It’s rather ironic that, for a time of year that’s all about giving and being thoughtful to each other, there are so many people who feel excluded and isolated as a result of Christmas celebrations.
It’s a time that dominates the calendar from mid-November to the end of the year – not necessarily because it’s a religious festival. High streets, TV ads, offices and indeed clothes worn are all Christmas themed.
It’s the time of year when the majority of workers down tools and spend time with family and friends.
So, while we may not all celebrate the Christian festival at the heart of Christmas, it is an event that is very difficult to avoid and abstain from, even if one wanted to.
Creating an inclusive Christmas
As a leader it might seem that Christmas is an impossible minefield to navigate and get right when there are so many different needs being expressed. You might conclude it’s easier not to celebrate at all and that way no one can be offended or feel excluded. But there is a lot to be gained by getting this crucial time of year right. Investing time and energy in ensuring that everyone feels included – even if they are not participating in the festivities – can lead to enormous benefits in terms of employee engagement and wellbeing. As you start to plan this year’s office celebrations, you may want to consider the following:
Are you celebrating all the festivals and occasions that are important to your team members?
● Take some time to get to know and understand what is important to your individual colleagues and find out their preferred way of celebrating these occasions.
● Be curious in identifying appropriate ways that colleagues can join in if they so wish.
● Make sure these dates are in the company diary and that they are both marked as agreed and that colleagues are invited to join in if they wish to do so.
● Check an interfaith calendar so that scheduling mistakes can be avoided – Hanukkah and Bodhi Day very often fall around the same time as Christmas.
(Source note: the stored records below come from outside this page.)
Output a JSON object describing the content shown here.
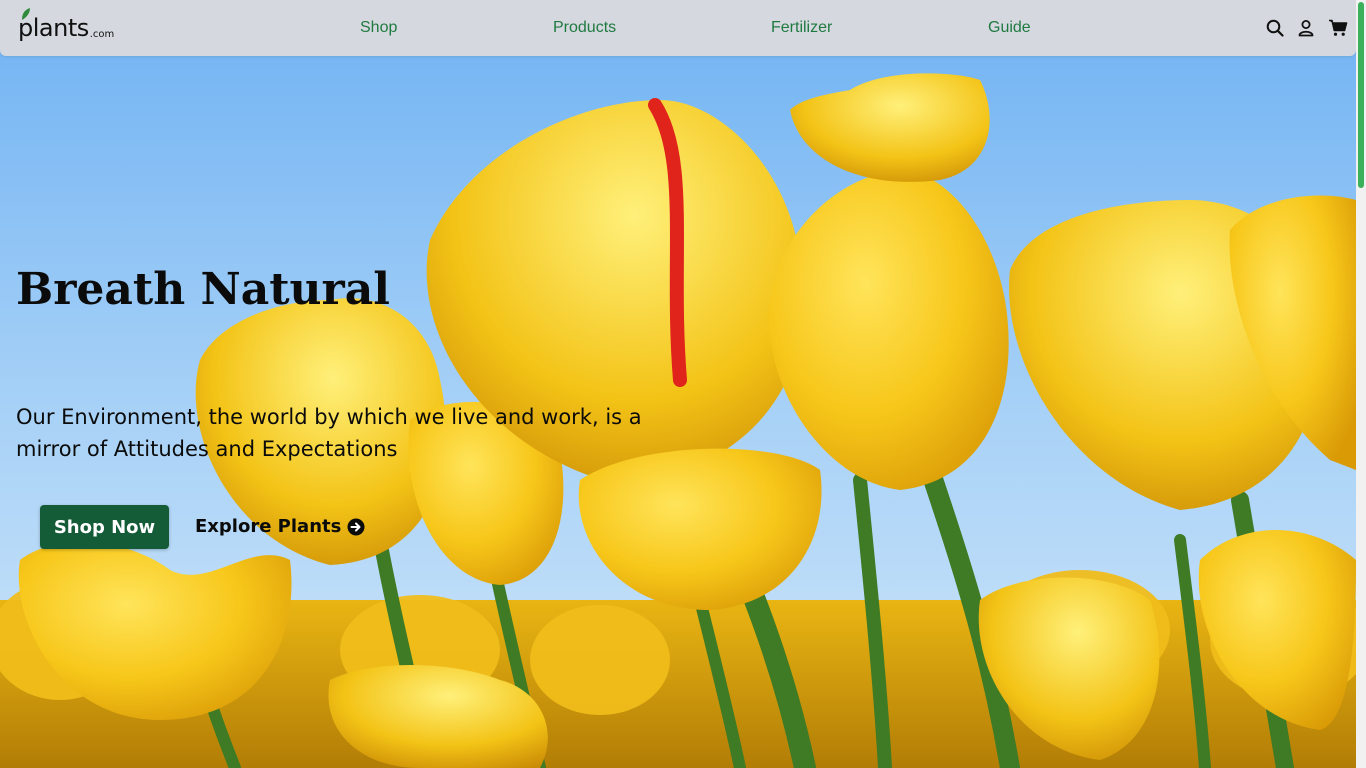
{
  "brand": {
    "name": "plants",
    "suffix": ".com"
  },
  "nav": {
    "links": [
      {
        "label": "Shop"
      },
      {
        "label": "Products"
      },
      {
        "label": "Fertilizer"
      },
      {
        "label": "Guide"
      }
    ],
    "icons": [
      "search-icon",
      "user-icon",
      "cart-icon"
    ],
    "link_color": "#1f7a40"
  },
  "hero": {
    "title": "Breath Natural",
    "subtitle": "Our Environment, the world by which we live and work, is a mirror of Attitudes and Expectations",
    "primary_button": "Shop Now",
    "secondary_link": "Explore Plants",
    "secondary_icon": "arrow-circle-right-icon",
    "background": "yellow-tulips-photo",
    "button_color": "#145c38"
  },
  "colors": {
    "navbar_bg": "#d5d8df",
    "accent_green": "#1f7a40",
    "scroll_thumb": "#3cb05a"
  }
}
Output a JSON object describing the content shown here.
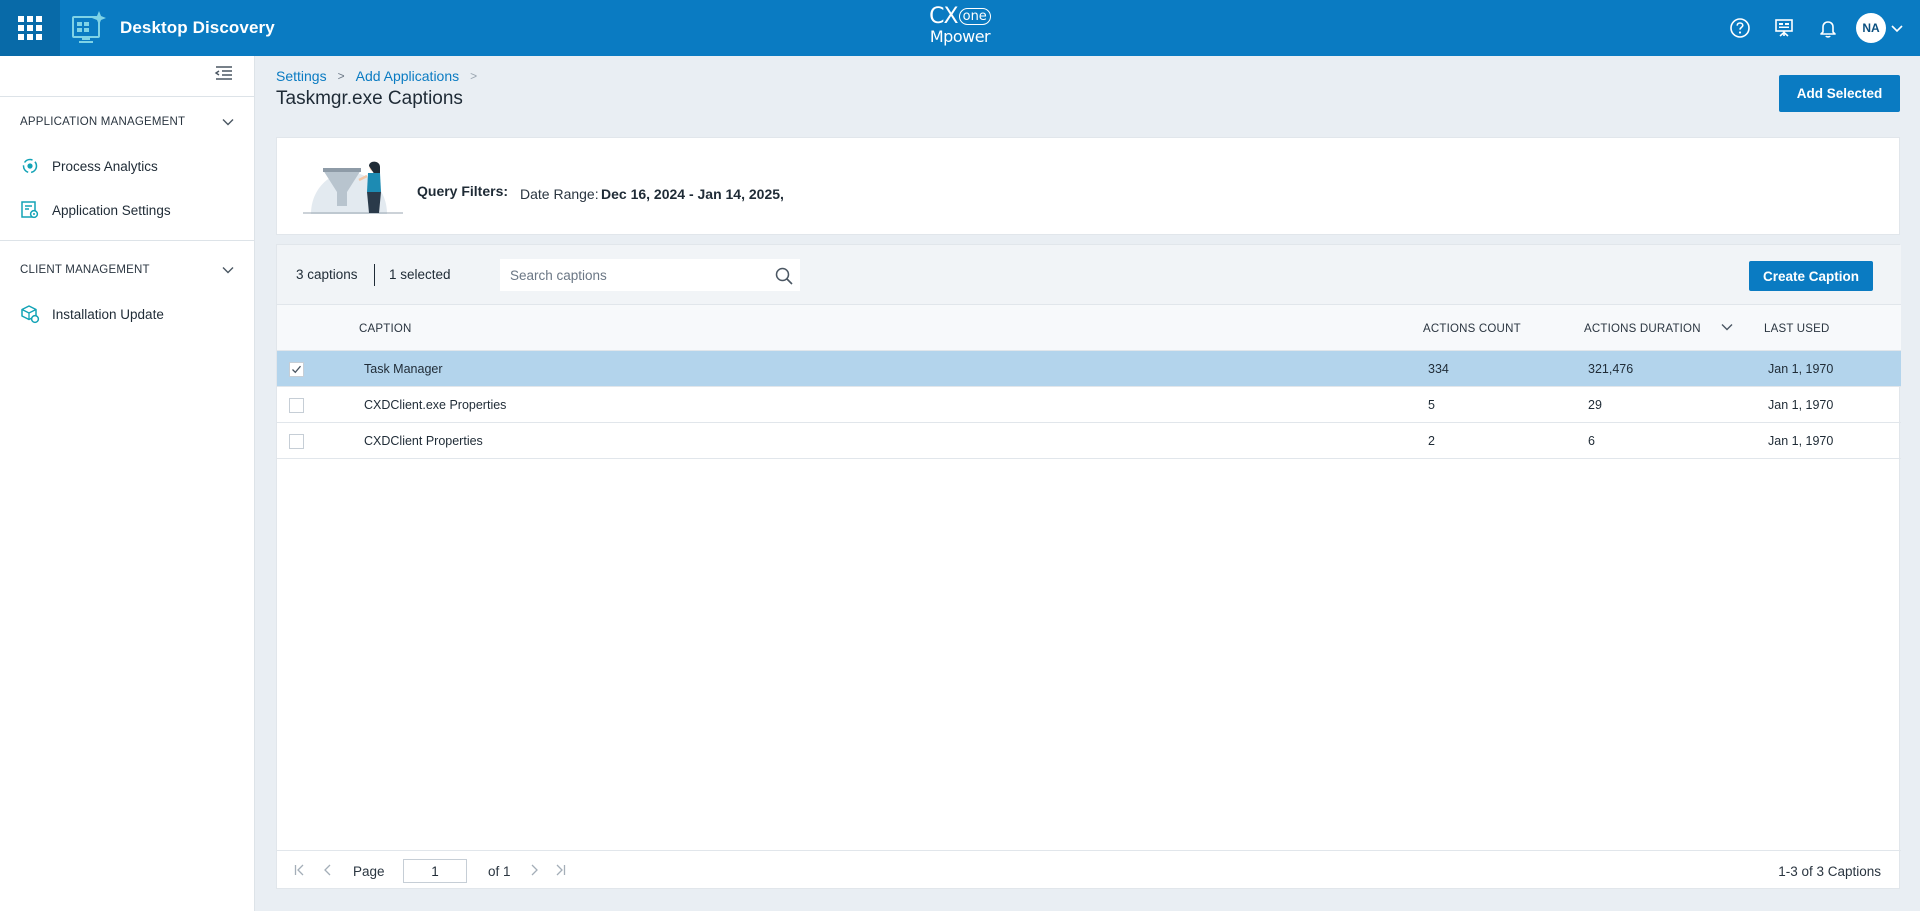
{
  "header": {
    "product_name": "Desktop Discovery",
    "brand_line1": "CX",
    "brand_one": "one",
    "brand_line2": "Mpower",
    "avatar_initials": "NA",
    "accent_color": "#0a7bc2"
  },
  "sidebar": {
    "sections": [
      {
        "label": "APPLICATION MANAGEMENT",
        "items": [
          {
            "label": "Process Analytics",
            "icon": "process-analytics-icon"
          },
          {
            "label": "Application Settings",
            "icon": "application-settings-icon"
          }
        ]
      },
      {
        "label": "CLIENT MANAGEMENT",
        "items": [
          {
            "label": "Installation Update",
            "icon": "installation-update-icon"
          }
        ]
      }
    ]
  },
  "breadcrumb": {
    "items": [
      "Settings",
      "Add Applications"
    ],
    "separator": ">"
  },
  "page": {
    "title": "Taskmgr.exe Captions",
    "add_selected_label": "Add Selected"
  },
  "filters": {
    "label": "Query Filters:",
    "date_range_label": "Date Range:",
    "date_range_value": "Dec 16, 2024 - Jan 14, 2025,"
  },
  "table": {
    "count_text": "3 captions",
    "selected_text": "1 selected",
    "search_placeholder": "Search captions",
    "create_label": "Create Caption",
    "columns": [
      "CAPTION",
      "ACTIONS COUNT",
      "ACTIONS DURATION",
      "LAST USED"
    ],
    "rows": [
      {
        "caption": "Task Manager",
        "actions_count": "334",
        "actions_duration": "321,476",
        "last_used": "Jan 1, 1970",
        "selected": true
      },
      {
        "caption": "CXDClient.exe Properties",
        "actions_count": "5",
        "actions_duration": "29",
        "last_used": "Jan 1, 1970",
        "selected": false
      },
      {
        "caption": "CXDClient Properties",
        "actions_count": "2",
        "actions_duration": "6",
        "last_used": "Jan 1, 1970",
        "selected": false
      }
    ]
  },
  "pager": {
    "page_label": "Page",
    "page_value": "1",
    "of_label": "of 1",
    "summary": "1-3 of 3 Captions"
  }
}
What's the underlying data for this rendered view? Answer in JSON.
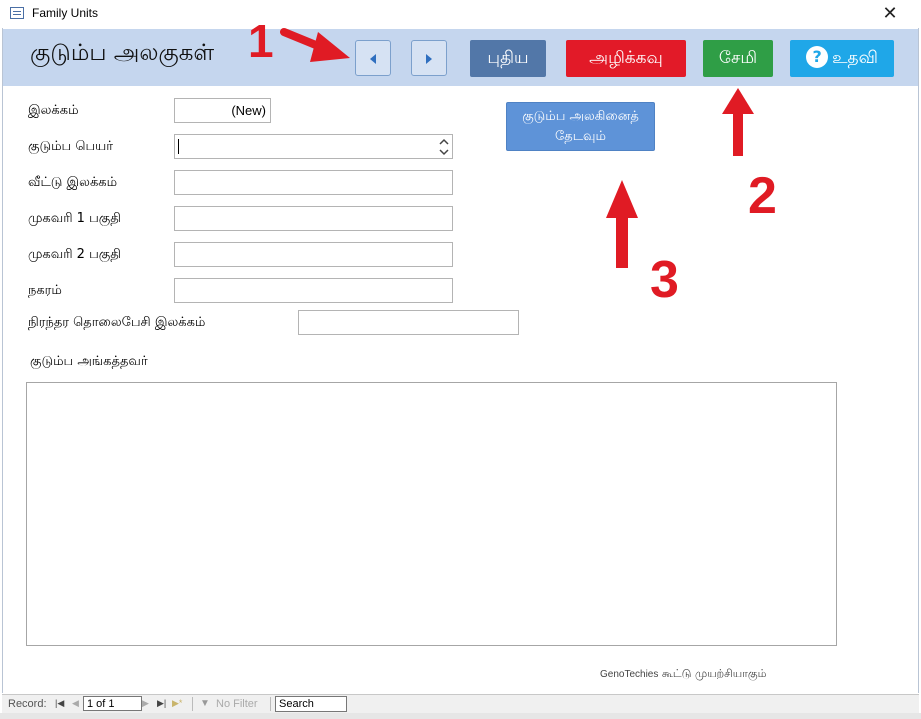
{
  "window": {
    "title": "Family Units",
    "close_glyph": "✕"
  },
  "header": {
    "form_title": "குடும்ப அலகுகள்",
    "new_label": "புதிய",
    "delete_label": "அழிக்கவு",
    "save_label": "சேமி",
    "help_label": "உதவி",
    "help_icon_glyph": "?",
    "colors": {
      "band": "#c5d6ee",
      "new": "#5277a8",
      "delete": "#e21a28",
      "save": "#2f9e46",
      "help": "#1fa7e8"
    }
  },
  "annotations": {
    "one": "1",
    "two": "2",
    "three": "3",
    "color": "#e01b24"
  },
  "form": {
    "number_label": "இலக்கம்",
    "number_value": "(New)",
    "family_name_label": "குடும்ப பெயர்",
    "house_number_label": "வீட்டு இலக்கம்",
    "address1_label": "முகவரி 1 பகுதி",
    "address2_label": "முகவரி 2 பகுதி",
    "city_label": "நகரம்",
    "phone_label": "நிரந்தர தொலைபேசி இலக்கம்",
    "search_button_line1": "குடும்ப அலகினைத்",
    "search_button_line2": "தேடவும்",
    "members_label": "குடும்ப அங்கத்தவர்"
  },
  "footer": {
    "credit_en": "GenoTechies",
    "credit_ta": "கூட்டு முயற்சியாகும்"
  },
  "record_bar": {
    "record_label": "Record:",
    "current": "1 of 1",
    "no_filter": "No Filter",
    "search": "Search"
  },
  "icons": [
    "app-form-icon",
    "close-icon",
    "left-arrow-icon",
    "right-arrow-icon",
    "help-icon",
    "spinner-icon",
    "filter-icon"
  ]
}
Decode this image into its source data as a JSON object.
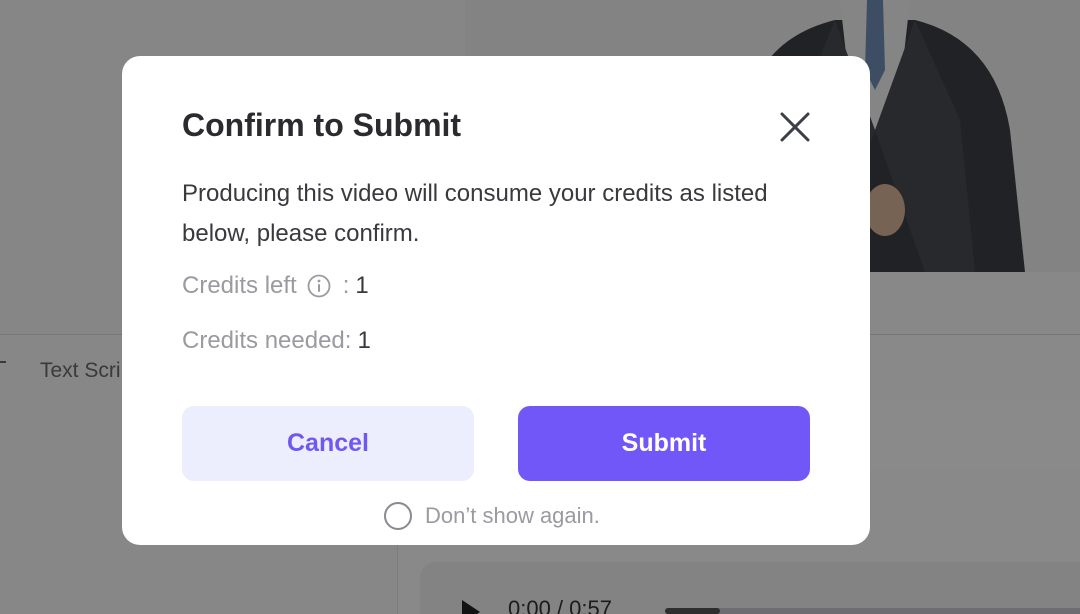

You may choose to celebrate them all at the same time.
● Employ this approach consistently, including when it comes to Christmas.
Ask your team how they want to mark the occasion. Who wants to be involved? What level of celebration do people want to take place at work?
This conversation demands a very high level of emotional intelligence from those leading the thinking.
● Remember there are many reasons why people do not wish to celebrate this time of year and as colleagues we must be respectful and accepting if people do not want to get involved.
● Be mindful that those people who wish to abstain do not feel judged or made to feel uncomfortable for doing so.
● Consider your own response and those of others in fully accepting the needs and wishes of those who do not wish to participate in this particular festivity.
Are you adding undue financial stress at an expensive time of year?
Specifically at Christmas, more so than during other celebrations, there can be big demands and financial pressures to attend an evening office party, purchase an outfit for Christmas Jumper Day, or partake in giving Secret Santa gifts.
The commercialism of Christmas makes this time of year an incredibly difficult time financially for some and the expenses from work can add to already high levels of anxiety and stress.
● Acknowledge the additional costs to help improve the level that individuals feel included in celebrations.
● Recognise that it’s not just about the money. Some people are considerably time poor with looking after the needs of young children or caring responsibilities.
● Make it easier for those colleagues who wish to join in by running celebratory events during work hours – festivities can always extend into the evening for those who wish and are able to continue the party into the early hours.
Are you giving colleagues opportunities to celebrate that which matters most to them, or are you unconsciously forcing the majority belief on all?
● Consider the introduction of ‘floating holidays’, which are now being offered by forward-thinking companies like Microsoft and Salesforce.
● Allow employees to choose when to take holiday so they can celebrate those times that are most important to them. It makes great sense for business continuity and it means that individuals are not made to feel different for not participating specifically in Christmas.
● Recognise that some employees don’t have a religious identification and give them the right to celebrate events that are important to them instead, whether that’s human rights, International Kindness Day or something else.
By actively listening to the needs of all of your team, innovative leaders can successfully design celebrations that include all. With deep understanding, empathy and communication, the goal should be that everyone knows that they are always welcome to participate in any workplace celebration and are warmly invited to do so.
Colleagues also know that it is perfectly acceptable not to participate if people don’t want to, and these individuals feel understood and accepted for their needs and preferences without fear of persecution or ridicule. For those who wish to participate but have specific needs, thoughtful leadership will help them feel included as a result of creative compromise and changes to long-held ideas so that they can attend and take part without stress or anxiety.
As leaders we need to keep in mind the true spirit of Christmas. Step back and remember what it is that we teach our children – not to expect gifts, but to find joy in giving to others.
There are many opportunities for teams to volunteer at Christmas, which can create important inclusion and belonging opportunities for professionals. For example, as a team you could volunteer at a shelter or soup kitchen, or take part in fun team challenges with a fundraising element for charity.
Perhaps the purpose of this festive season is to learn or hone important skills and traits, such as perspective, empathy and team working, rather than simply overindulging in the partying, presents and Christmas decorations.
After all, “It’s the most developmental, wonderful time of the year!” – as the song doesn’t quite go!
If you want to improve your inclusion policy next year, book a free introductory call to learn how, together, we can action your business goals. Booking a consultation today is the first step to honouring your new year’s resolutions.